Ostapenko is the outlier in the group, but Stephens has answered questions about who will be the next American player to follow in Serena’s footsteps — not to the same extent, of course, but certainly in terms of being a constant threat to do well at the biggest events in the sport.
In 2018, Wozniacki and Halep have both removed the eight most oppressive words in tennis or golf from their necks: “Best player never to have won a major.” The unpredictability we all expected in women’s tennis once Serena stepped away has been the happiest, most productive unpredictability one could imagine. The combination of entertainment value and redemptive stories has been off the charts.
The flow of life on the WTA Tour has been so cathartic and inspiring that after Wozniacki and Halep removed burdensome labels from their careers, there’s no similarly acute example remaining of a player currently in contention at majors who is trying to banish her demons. Karolina Pliskova, at 26, is the oldest player without a major in the current WTA top 10. As she gets to age 28 or 29, her story might become more poignant, but as someone who has made only two major semifinals and only one major final, Pliskova doesn’t have the accumulation of memorably painful defeats both Wozniacki and Halep absorbed before those two finally broke through. Wozniacki’s and Halep’s respective triumphs this year carried so much impact because the tennis world was aware how often they had climbed the hill, only to be knocked down to the valleys below. Pliskova’s story doesn’t carry the same weight — not yet. The WTA has written the two foremost feel-good stories it possibly could have authored in 2018.

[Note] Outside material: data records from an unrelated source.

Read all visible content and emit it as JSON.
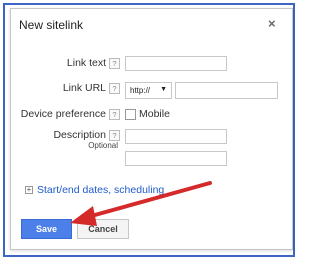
{
  "dialog": {
    "title": "New sitelink",
    "close_glyph": "×"
  },
  "form": {
    "link_text_label": "Link text",
    "link_url_label": "Link URL",
    "protocol_value": "http://",
    "device_label": "Device preference",
    "mobile_label": "Mobile",
    "description_label": "Description",
    "optional_label": "Optional",
    "help_glyph": "?"
  },
  "dates_link": "Start/end dates, scheduling",
  "buttons": {
    "save": "Save",
    "cancel": "Cancel"
  },
  "annotation": {
    "arrow_color": "#d42a2a"
  }
}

The one still-active player on the WTA Tour who can legitimately claim to be the “Best Player Never To Have Won A Major” is Agnieszka Radwanska, now 29 years old. However, she is outside the top 25 and hasn’t been a top threat at the majors for roughly two years. (She lost to Serena in the 2016 Australian Open semifinals.) Among active players in contention at the year’s biggest tournaments, no first-time major hopefuls carry the promise of hope or the weight of longing to the degree Wozniacki and Halep offered.
In an age when so many sports teams — internationally and in America — are winning their first huge championships in their respective realms of competition, the WTA is in step with the times. That the WTA’s evolution has coexisted with a high quality of play and gripping major finals shows that this version of socialism — wide and relatively even distribution of resources — works in practice, not just in theory.
We will see at Wimbledon if it continues.
Testigos de la grandeza
Mientras veía a Rafael Nadal intentar completar el tercer set de la final masculina de Roland Garros a la vez que resistía un calambre en su mano izquierda, de repente, comprendí algo que me impactó: cada pequeño detalle debe darse para que un jugador encuentre el santo grial del tenis, también conocido como ganar un gran título de grand slam. No puede haber ningún accidente.
Ningún conductor ebrio, como el que frenó a Thomas Muster, ni un fanático desequilibrado, como el que interrumpió el curso de la vida de Mónica Seles. No puede haber ninguna lesión, como las muñecas vulnerables de Juan Martín Del Potro o ninguna distracción que pueda causar algún problema personal. Ni siquiera se puede sufrir un lapsus de concentración porque eso le abre la puerta a rivales hambrientos que siempre están trabajando para mejorar. (more…)